April 6, 2017
Available Online Only

Beginning as early as May 1, 2017, some district courts are participating in a three-year pilot project known as the “Mandatory Initial Discovery Pilot Project,” which is studying whether requiring parties in civil cases to respond to a series of standard discovery requests before undertaking other discovery reduces the cost and delay of civil litigation. In this pilot project, when making mandatory initial discovery responses parties are required to disclose both favorable and unfavorable information that is relevant to their claims or defenses regardless of whether they intend to use the information in their cases.

Participating district courts have adopted a Standing Order explaining the parties’ obligations under the pilot project and setting forth the initial discovery requests to which the parties must respond. All civil cases, except those categories of cases exempted by the Standing Order, are included in the pilot program and subject to the Standing Order.

These are some of the key requirements under the Standing Order:

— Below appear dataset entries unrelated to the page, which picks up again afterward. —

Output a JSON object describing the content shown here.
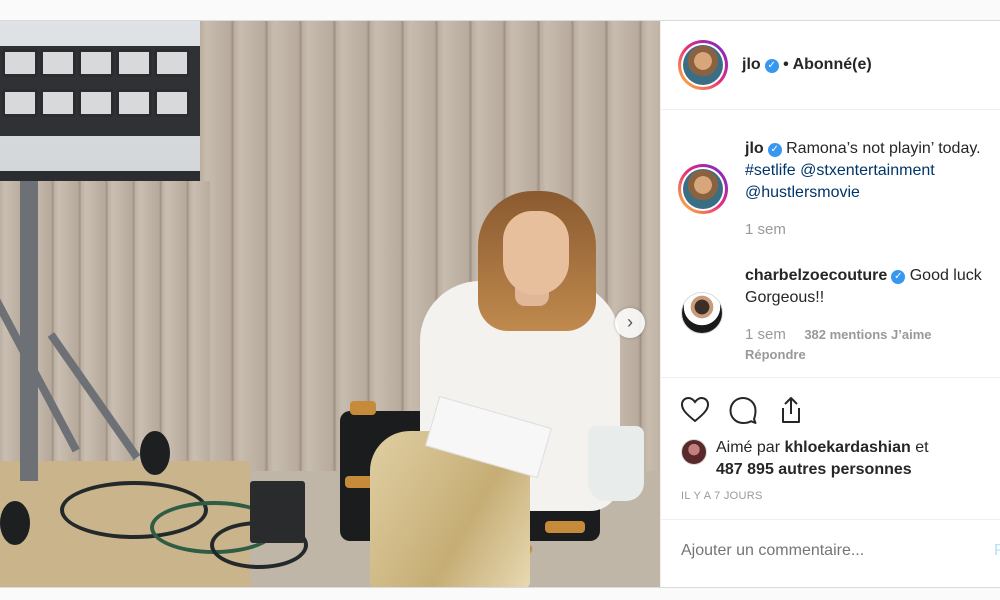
{
  "post": {
    "author": "jlo",
    "follow_state": "Abonné(e)",
    "carousel_next": "›"
  },
  "caption": {
    "author": "jlo",
    "text": "Ramona’s not playin’ today.",
    "tags": [
      "#setlife",
      "@stxentertainment",
      "@hustlersmovie"
    ],
    "time": "1 sem"
  },
  "comment": {
    "author": "charbelzoecouture",
    "text": "Good luck Gorgeous!!",
    "time": "1 sem",
    "likes": "382 mentions J’aime",
    "reply": "Répondre"
  },
  "likes": {
    "prefix": "Aimé par",
    "user": "khloekardashian",
    "suffix": "et",
    "others": "487 895 autres personnes"
  },
  "date": "IL Y A 7 JOURS",
  "comment_box": {
    "placeholder": "Ajouter un commentaire...",
    "publish": "P"
  },
  "colors": {
    "verified": "#3897f0",
    "hashtag": "#003569",
    "muted": "#999999"
  },
  "icons": [
    "heart-icon",
    "comment-icon",
    "share-icon",
    "verified-icon",
    "chevron-right-icon"
  ]
}
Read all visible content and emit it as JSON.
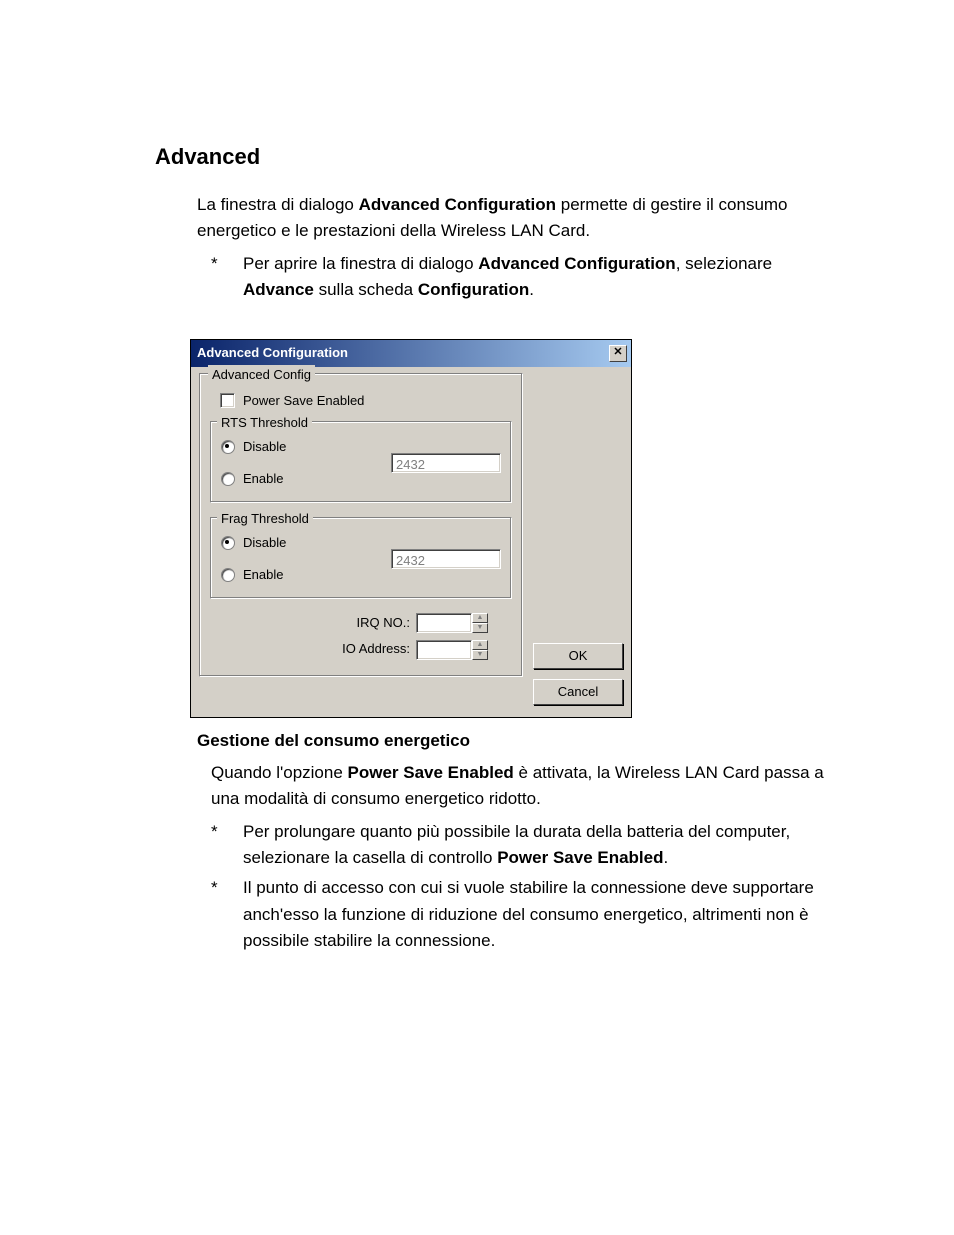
{
  "doc": {
    "heading": "Advanced",
    "intro_parts": [
      "La finestra di dialogo ",
      "Advanced Configuration",
      " permette di gestire il consumo energetico e le prestazioni della Wireless LAN Card."
    ],
    "bullet1_parts": [
      "Per aprire la finestra di dialogo ",
      "Advanced Configuration",
      ", selezionare ",
      "Advance",
      " sulla scheda ",
      "Configuration",
      "."
    ],
    "power_heading": "Gestione del consumo energetico",
    "power_para_parts": [
      "Quando l'opzione ",
      "Power Save Enabled",
      " è attivata, la Wireless LAN Card passa a una modalità di consumo energetico ridotto."
    ],
    "bullet2_parts": [
      "Per prolungare quanto più possibile la durata della batteria del computer, selezionare la casella di controllo ",
      "Power Save Enabled",
      "."
    ],
    "bullet3": "Il punto di accesso con cui si vuole stabilire la connessione deve supportare anch'esso la funzione di riduzione del consumo energetico, altrimenti non è possibile stabilire la connessione.",
    "star": "*"
  },
  "dialog": {
    "title": "Advanced Configuration",
    "close_glyph": "✕",
    "advanced_config_legend": "Advanced Config",
    "power_save_label": "Power Save Enabled",
    "rts": {
      "legend": "RTS Threshold",
      "disable": "Disable",
      "enable": "Enable",
      "value": "2432"
    },
    "frag": {
      "legend": "Frag Threshold",
      "disable": "Disable",
      "enable": "Enable",
      "value": "2432"
    },
    "irq_label": "IRQ NO.:",
    "io_label": "IO Address:",
    "ok": "OK",
    "cancel": "Cancel"
  }
}
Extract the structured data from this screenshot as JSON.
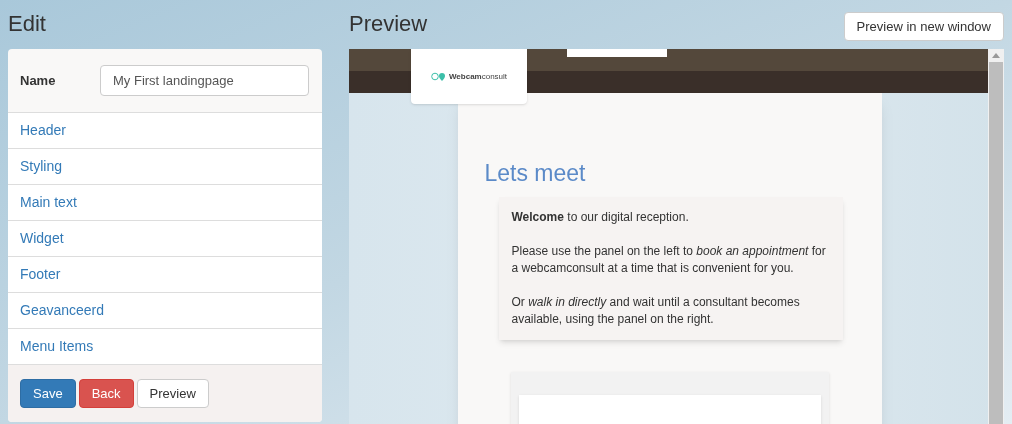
{
  "edit": {
    "title": "Edit",
    "name_label": "Name",
    "name_value": "My First landingpage",
    "sections": [
      "Header",
      "Styling",
      "Main text",
      "Widget",
      "Footer",
      "Geavanceerd",
      "Menu Items"
    ],
    "buttons": [
      {
        "label": "Save",
        "kind": "primary"
      },
      {
        "label": "Back",
        "kind": "danger"
      },
      {
        "label": "Preview",
        "kind": "default"
      }
    ]
  },
  "preview": {
    "title": "Preview",
    "open_button": "Preview in new window",
    "logo": "**Webcam**consult",
    "heading": "Lets meet",
    "paragraphs": [
      "**Welcome** to our digital reception.",
      "Please use the panel on the left to *book an appointment* for a webcamconsult at a time that is convenient for you.",
      "Or *walk in directly* and wait until a consultant becomes available, using the panel on the right."
    ]
  }
}
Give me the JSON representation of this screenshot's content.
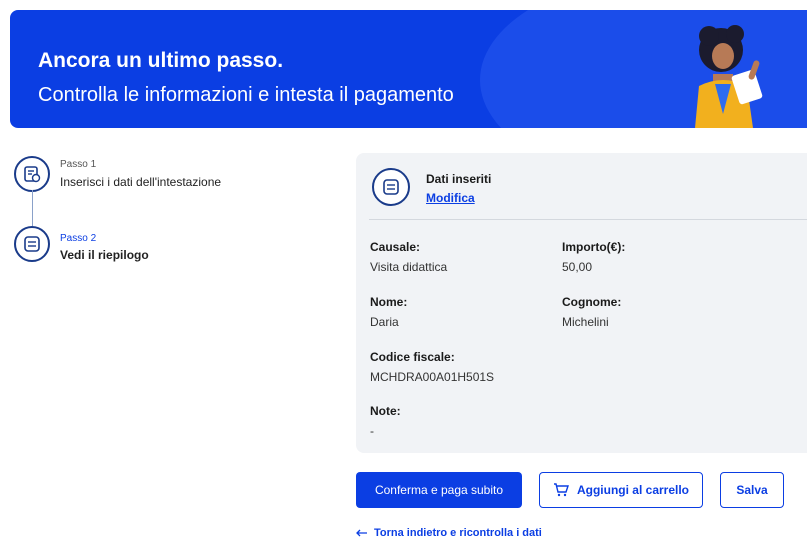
{
  "banner": {
    "title": "Ancora un ultimo passo.",
    "subtitle": "Controlla le informazioni e intesta il pagamento"
  },
  "steps": [
    {
      "label": "Passo 1",
      "text": "Inserisci i dati dell'intestazione"
    },
    {
      "label": "Passo 2",
      "text": "Vedi il riepilogo"
    }
  ],
  "summary": {
    "title": "Dati inseriti",
    "edit_link": "Modifica",
    "fields": {
      "causale_label": "Causale:",
      "causale_value": "Visita didattica",
      "importo_label": "Importo(€):",
      "importo_value": "50,00",
      "nome_label": "Nome:",
      "nome_value": "Daria",
      "cognome_label": "Cognome:",
      "cognome_value": "Michelini",
      "codice_label": "Codice fiscale:",
      "codice_value": "MCHDRA00A01H501S",
      "note_label": "Note:",
      "note_value": "-"
    }
  },
  "actions": {
    "confirm": "Conferma e paga subito",
    "add_cart": "Aggiungi al carrello",
    "save": "Salva",
    "back": "Torna indietro e ricontrolla i dati"
  },
  "colors": {
    "primary": "#0b3ee3",
    "card_bg": "#f1f3f6"
  },
  "icons": {
    "step1": "form-icon",
    "step2": "list-icon",
    "cart": "cart-icon",
    "back": "arrow-left-icon"
  }
}
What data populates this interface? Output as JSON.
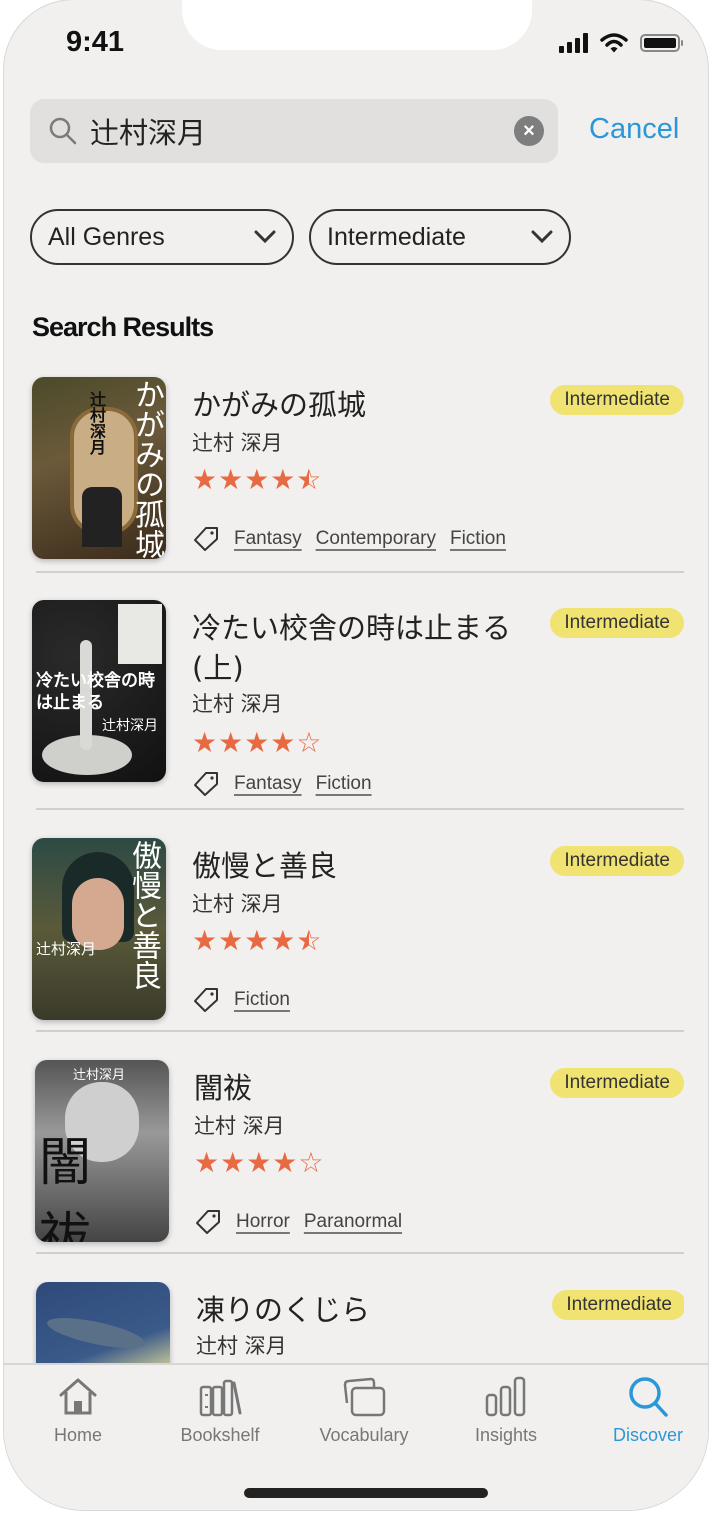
{
  "status_bar": {
    "time": "9:41"
  },
  "search": {
    "query": "辻村深月",
    "clear_icon": "clear-icon",
    "cancel_label": "Cancel"
  },
  "filters": [
    {
      "label": "All Genres"
    },
    {
      "label": "Intermediate"
    }
  ],
  "section_title": "Search Results",
  "results": [
    {
      "title": "かがみの孤城",
      "author": "辻村 深月",
      "rating": 4.5,
      "stars": "★★★★",
      "level": "Intermediate",
      "tags": [
        "Fantasy",
        "Contemporary",
        "Fiction"
      ],
      "cover_text": "かがみの孤城",
      "cover_author": "辻村深月"
    },
    {
      "title": "冷たい校舎の時は止まる(上)",
      "author": "辻村 深月",
      "rating": 4,
      "stars": "★★★★☆",
      "level": "Intermediate",
      "tags": [
        "Fantasy",
        "Fiction"
      ],
      "cover_text": "冷たい校舎の時は止まる",
      "cover_author": "辻村深月"
    },
    {
      "title": "傲慢と善良",
      "author": "辻村 深月",
      "rating": 4.5,
      "stars": "★★★★",
      "level": "Intermediate",
      "tags": [
        "Fiction"
      ],
      "cover_text": "傲慢と善良",
      "cover_author": "辻村深月"
    },
    {
      "title": "闇祓",
      "author": "辻村 深月",
      "rating": 4,
      "stars": "★★★★☆",
      "level": "Intermediate",
      "tags": [
        "Horror",
        "Paranormal"
      ],
      "cover_text": "闇祓",
      "cover_author": "辻村深月"
    },
    {
      "title": "凍りのくじら",
      "author": "辻村 深月",
      "level": "Intermediate"
    }
  ],
  "tabbar": [
    {
      "label": "Home",
      "icon": "home-icon"
    },
    {
      "label": "Bookshelf",
      "icon": "bookshelf-icon"
    },
    {
      "label": "Vocabulary",
      "icon": "cards-icon"
    },
    {
      "label": "Insights",
      "icon": "bar-chart-icon"
    },
    {
      "label": "Discover",
      "icon": "search-icon",
      "active": true
    }
  ],
  "colors": {
    "accent": "#2b97d6",
    "star": "#e86a43",
    "badge": "#f0e371",
    "background": "#f1f0ef"
  }
}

  • At the Rule 26(f) conference, parties must discuss the mandatory initial discovery listed in the Standing Order and describe their discussions (including limitations invoked and disputes) in their Rule 26(f) report.
  • Parties must provide the requested information as to facts that are relevant to the parties’ claims and defenses, whether favorable or unfavorable, and regardless of whether they intend to use the information in presenting their claims and defenses. 
  • Parties must file answers, counterclaims, cross-claims, and replies within the set in Rule 12(a)(1)–(3), even if they have filed or intend to file a motion to dismiss or other preliminary motion. 
  • Parties must serve their initial discovery responses by the deadlines described in the Standing Order unless modified by the court.
  • Parties must address certain issues relating to electronically stored information (ESI) and produce ESI by the deadline set in the Standing Order.
  • Pilot judges should hold initial case-management conferences within the time set in Rule 16(b)(2) and discuss the parties’ compliance with the mandatory discovery obligations.

 
Currently there are two courts participating in this pilot project:

 
A Federal Judicial Center website displays additional information about the Mandatory Initial Discovery Pilot Project.